FILE PHOTO: Cast member Nicole Kidman looks on as she attends the premiere for the film "Being the Ricardos" at the Academy Museum of Motion Pictures in Los Angeles, California, U.S. December 6, 2021. REUTERS/Mario Anzuoni
December 17, 2021
By Rollo Ross
LOS ANGELES (Reuters) – Nicole Kidman is having fun.
The Oscar-winning Australian actress got her first real chance at physical comedy when playing the beloved American comedian Lucille Ball in “Being the Ricardos” and she is loving it.
“In ‘Moulin Rouge’ I had a little bit of physical comedy and things, but rarely have I had access to doing these things,” Kidman said.
“It was glorious doing it. … It was so freeing and exciting, and also making people laugh is also like, What? This is, like, fun!” she added.
“Being the Ricardos,” streaming on Amazon Prime from Tuesday, goes behind the scenes of the 1950s television comedy series “I Love Lucy” to relate a week in the life of Ball and her real life husband and co-star Desi Arnaz, played by Javier Bardem.
Ball’s career is threatened by claims that she was a Communist, while the couple’s personal life is roiled by rumors that Arnaz has been cheating and Ball’s being newly pregnant.
The initial casting of Kidman was met with sniping on social media earlier this year, with fans complaining that the “Big Little Lies” star didn’t look like the exuberant Ball. The criticism shook Kidman as she was preparing to shoot the movie, but director and writer Aaron Sorkin convinced her to brush off the comments.
“I’d said yes to the role.
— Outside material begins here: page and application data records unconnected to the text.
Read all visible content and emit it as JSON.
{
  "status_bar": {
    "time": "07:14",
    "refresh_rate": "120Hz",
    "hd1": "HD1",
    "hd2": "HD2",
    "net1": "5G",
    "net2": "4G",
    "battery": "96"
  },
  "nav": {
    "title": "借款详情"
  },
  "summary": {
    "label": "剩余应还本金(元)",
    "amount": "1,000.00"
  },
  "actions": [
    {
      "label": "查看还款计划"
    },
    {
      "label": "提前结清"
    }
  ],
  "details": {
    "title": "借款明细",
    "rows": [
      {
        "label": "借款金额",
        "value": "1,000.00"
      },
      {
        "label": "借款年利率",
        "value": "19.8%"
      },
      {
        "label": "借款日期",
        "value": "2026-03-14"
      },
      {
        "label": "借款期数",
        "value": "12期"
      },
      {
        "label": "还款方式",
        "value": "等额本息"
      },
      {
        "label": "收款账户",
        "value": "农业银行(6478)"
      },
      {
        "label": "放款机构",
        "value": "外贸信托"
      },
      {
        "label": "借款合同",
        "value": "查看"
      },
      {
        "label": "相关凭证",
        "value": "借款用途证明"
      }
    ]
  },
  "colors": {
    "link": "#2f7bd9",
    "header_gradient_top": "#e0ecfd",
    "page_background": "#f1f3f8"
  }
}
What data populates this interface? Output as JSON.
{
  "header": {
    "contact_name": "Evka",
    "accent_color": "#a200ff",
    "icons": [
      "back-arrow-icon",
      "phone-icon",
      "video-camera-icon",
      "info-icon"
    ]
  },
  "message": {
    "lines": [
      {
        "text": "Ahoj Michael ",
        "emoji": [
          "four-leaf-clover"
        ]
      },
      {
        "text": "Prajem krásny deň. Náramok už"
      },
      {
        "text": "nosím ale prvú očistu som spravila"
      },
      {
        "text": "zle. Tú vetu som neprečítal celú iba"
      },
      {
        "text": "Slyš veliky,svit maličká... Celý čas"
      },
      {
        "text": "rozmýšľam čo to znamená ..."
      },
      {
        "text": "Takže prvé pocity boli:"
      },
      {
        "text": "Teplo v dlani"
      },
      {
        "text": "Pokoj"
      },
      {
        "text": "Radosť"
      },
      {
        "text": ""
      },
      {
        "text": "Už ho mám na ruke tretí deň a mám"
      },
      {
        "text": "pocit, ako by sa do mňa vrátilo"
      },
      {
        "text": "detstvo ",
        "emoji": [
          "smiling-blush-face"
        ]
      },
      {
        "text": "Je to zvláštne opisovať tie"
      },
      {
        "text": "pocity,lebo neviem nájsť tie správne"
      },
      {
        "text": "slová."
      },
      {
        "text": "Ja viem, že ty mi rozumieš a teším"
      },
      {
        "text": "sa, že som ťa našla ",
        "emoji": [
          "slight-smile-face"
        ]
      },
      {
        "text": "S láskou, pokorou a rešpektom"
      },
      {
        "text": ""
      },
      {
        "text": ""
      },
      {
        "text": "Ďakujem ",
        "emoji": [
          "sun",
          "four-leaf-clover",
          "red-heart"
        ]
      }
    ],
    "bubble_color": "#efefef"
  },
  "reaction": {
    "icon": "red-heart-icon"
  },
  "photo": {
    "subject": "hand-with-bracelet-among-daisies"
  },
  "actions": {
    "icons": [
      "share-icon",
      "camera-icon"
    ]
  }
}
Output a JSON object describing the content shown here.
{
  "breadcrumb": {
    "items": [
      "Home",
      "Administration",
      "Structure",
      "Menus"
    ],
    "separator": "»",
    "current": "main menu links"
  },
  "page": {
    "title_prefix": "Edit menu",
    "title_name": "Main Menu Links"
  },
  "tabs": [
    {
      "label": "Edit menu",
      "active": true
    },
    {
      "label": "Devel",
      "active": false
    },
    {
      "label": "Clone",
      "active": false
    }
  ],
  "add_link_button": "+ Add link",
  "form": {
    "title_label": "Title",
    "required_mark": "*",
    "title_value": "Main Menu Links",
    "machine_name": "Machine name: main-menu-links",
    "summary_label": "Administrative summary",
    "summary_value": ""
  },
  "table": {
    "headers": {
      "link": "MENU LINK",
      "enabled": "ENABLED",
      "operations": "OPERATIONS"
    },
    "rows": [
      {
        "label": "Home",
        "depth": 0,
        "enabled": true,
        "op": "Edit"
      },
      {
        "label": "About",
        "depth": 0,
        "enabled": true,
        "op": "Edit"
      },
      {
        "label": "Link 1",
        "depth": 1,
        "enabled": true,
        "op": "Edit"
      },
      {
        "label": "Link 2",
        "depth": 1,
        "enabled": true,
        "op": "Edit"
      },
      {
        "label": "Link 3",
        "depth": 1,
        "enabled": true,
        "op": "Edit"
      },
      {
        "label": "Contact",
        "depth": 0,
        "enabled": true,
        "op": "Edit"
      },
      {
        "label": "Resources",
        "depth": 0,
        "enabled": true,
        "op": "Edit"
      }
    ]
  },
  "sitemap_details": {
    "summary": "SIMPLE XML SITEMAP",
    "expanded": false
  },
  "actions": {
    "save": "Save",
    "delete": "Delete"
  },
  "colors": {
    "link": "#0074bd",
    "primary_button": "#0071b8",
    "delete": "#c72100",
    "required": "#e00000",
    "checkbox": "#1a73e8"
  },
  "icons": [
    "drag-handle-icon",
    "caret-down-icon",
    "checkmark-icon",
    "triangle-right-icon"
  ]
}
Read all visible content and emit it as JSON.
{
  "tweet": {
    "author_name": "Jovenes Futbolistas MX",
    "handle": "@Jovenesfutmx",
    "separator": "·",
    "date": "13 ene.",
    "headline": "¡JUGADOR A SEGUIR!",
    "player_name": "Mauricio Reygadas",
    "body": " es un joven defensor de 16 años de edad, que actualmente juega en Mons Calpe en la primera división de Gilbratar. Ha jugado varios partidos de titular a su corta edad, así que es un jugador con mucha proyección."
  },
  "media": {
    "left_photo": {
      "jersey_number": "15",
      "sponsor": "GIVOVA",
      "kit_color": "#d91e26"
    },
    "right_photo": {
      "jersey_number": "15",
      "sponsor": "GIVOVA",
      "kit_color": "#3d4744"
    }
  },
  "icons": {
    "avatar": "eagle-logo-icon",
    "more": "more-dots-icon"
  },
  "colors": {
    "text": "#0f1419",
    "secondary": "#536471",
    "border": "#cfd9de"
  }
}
I then went, ‘Oh my gosh, maybe I’m not right,'” said Kidman. “(Sorkin) just believed in me even when I didn’t believe in myself.”
Reviews of the movie have been mostly warm, with some of the most welcome praise coming from Ball and Arnaz’s daughter, Lucie Arnaz.
“It’s freaking amazing,” Lucie Arnaz said in a YouTube video after seeing the film. “Nicole Kidman became my mother’s soul. She crawled into her head.”
As for Bardem, Arnaz said the actor has “everything my dad had – he has his wit, his charm, his dimples, his musicality.”
(Writing by Jill Serjeant; Editing by Leslie Adler)